A railway links Aberystwyth with Shrewsbury, and a steam train can be taken to Devil's Bridge. Aberystwyth is a major tourist centre and a cultural link between the north and south of Wales. It has a pier and a fine sea-front which stretches from Constitution Hill at the north end of the Marine Terrace to the mouth of the harbour. The town is relatively modern, but contains a number of historic buildings, including the remains of the castle and the "imposing but fantastic structure" of the old buildings of the University College of Wales near the Castle Hill. The new campus lies to the east of the town.
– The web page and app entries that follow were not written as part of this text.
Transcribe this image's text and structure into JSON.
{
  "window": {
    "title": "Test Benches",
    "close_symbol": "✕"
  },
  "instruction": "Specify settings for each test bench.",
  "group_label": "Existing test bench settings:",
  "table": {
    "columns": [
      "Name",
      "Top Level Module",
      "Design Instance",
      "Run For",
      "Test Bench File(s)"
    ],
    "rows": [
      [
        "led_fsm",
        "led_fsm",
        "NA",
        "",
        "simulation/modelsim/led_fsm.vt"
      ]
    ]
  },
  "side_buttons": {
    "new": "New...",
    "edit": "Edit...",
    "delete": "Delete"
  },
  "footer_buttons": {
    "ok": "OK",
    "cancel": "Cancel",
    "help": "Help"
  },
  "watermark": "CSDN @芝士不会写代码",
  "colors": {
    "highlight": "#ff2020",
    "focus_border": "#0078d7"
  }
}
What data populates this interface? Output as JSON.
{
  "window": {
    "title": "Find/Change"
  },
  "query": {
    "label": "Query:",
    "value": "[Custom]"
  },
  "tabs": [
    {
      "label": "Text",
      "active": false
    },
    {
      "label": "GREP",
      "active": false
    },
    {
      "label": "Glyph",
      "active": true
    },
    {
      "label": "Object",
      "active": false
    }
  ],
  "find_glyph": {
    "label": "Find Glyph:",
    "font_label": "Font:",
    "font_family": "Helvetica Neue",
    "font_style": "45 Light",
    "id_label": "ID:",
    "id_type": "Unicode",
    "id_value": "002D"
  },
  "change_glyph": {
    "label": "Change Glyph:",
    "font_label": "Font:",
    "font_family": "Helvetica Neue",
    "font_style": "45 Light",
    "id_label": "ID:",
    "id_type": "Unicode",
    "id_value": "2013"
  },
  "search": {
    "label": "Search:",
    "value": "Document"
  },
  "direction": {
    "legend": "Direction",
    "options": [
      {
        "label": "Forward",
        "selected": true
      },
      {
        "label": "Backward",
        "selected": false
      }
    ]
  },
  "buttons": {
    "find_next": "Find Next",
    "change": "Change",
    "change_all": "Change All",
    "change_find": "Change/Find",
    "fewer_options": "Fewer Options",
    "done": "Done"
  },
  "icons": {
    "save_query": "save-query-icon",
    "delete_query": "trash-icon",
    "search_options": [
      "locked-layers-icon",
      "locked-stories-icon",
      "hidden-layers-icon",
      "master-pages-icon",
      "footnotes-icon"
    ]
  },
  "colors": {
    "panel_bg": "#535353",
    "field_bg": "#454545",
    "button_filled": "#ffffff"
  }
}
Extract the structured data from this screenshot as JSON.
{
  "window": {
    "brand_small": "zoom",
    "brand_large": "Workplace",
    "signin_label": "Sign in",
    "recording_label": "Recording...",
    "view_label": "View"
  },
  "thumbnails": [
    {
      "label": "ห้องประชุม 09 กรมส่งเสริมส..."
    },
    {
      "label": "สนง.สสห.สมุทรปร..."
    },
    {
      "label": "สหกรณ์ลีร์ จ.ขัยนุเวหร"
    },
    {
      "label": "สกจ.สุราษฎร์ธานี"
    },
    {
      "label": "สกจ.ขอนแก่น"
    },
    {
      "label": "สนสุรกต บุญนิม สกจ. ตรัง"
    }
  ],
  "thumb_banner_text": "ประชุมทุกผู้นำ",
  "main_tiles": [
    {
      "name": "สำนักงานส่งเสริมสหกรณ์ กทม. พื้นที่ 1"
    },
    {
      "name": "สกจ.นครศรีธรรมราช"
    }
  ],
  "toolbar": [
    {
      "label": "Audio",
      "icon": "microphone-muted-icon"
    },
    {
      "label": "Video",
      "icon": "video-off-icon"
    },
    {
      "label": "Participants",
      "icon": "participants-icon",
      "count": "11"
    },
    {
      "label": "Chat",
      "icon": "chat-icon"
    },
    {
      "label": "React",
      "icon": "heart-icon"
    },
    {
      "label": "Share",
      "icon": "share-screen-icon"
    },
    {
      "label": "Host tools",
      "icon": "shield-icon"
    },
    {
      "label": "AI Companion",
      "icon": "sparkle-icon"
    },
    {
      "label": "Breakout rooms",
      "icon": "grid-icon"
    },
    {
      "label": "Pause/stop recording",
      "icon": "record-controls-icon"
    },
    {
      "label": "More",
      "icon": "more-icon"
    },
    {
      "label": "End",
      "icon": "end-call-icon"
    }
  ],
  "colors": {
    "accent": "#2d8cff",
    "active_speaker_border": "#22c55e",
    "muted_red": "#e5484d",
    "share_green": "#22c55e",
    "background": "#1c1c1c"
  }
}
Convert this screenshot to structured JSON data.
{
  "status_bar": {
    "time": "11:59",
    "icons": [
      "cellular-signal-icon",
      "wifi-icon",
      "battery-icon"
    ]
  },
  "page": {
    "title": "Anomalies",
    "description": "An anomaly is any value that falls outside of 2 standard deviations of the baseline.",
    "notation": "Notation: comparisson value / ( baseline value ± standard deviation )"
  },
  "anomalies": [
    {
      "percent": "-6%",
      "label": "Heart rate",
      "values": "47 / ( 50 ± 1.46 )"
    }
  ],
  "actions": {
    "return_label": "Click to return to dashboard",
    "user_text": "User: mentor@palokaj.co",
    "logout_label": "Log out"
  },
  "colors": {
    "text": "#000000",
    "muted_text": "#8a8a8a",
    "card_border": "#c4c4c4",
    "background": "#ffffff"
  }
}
Much of the finest scenery in mid-Wales lies within easy reach of Aberystwyth including the wilderness of the Cambrian mountains whose valleys contain forests and meadows which have little changed in centuries. The town is generally regarded as the capital of west Wales, and several institutions have regional offices there. Perhaps the most important of the public bodies located in Aberystwyth is the National Library of Wales (founded 1907).
The history of Aberystwyth may be said to date from the building of a fortress on the present Castle Hill, in 1109. Edward I rebuilt Strongbow's castle in 1277, after its destruction by the Welsh. Between the years 1404 and 1408 Aberystwyth Castle was in the hands of Owen Glendower, but finally surrendered to Prince Harry (the future King Henry V of England, and shortly after this the town was incorporated under the title of Ville de Lampadarn, the ancient name of the place being Llanbadarn Gaerog, or the fortified Llanbadarn, to distinguish it from Llanbadarn Fawr, the village one mile inland. It is thus styled in a charter granted by Henry VIII, but by Elizabeth I's time the town was invariably termed Aberystwyth in all documents. In 1647 the Parliamentarian troops razed the castle, so that its remains are now inconsiderable, though portions of three towers still exist.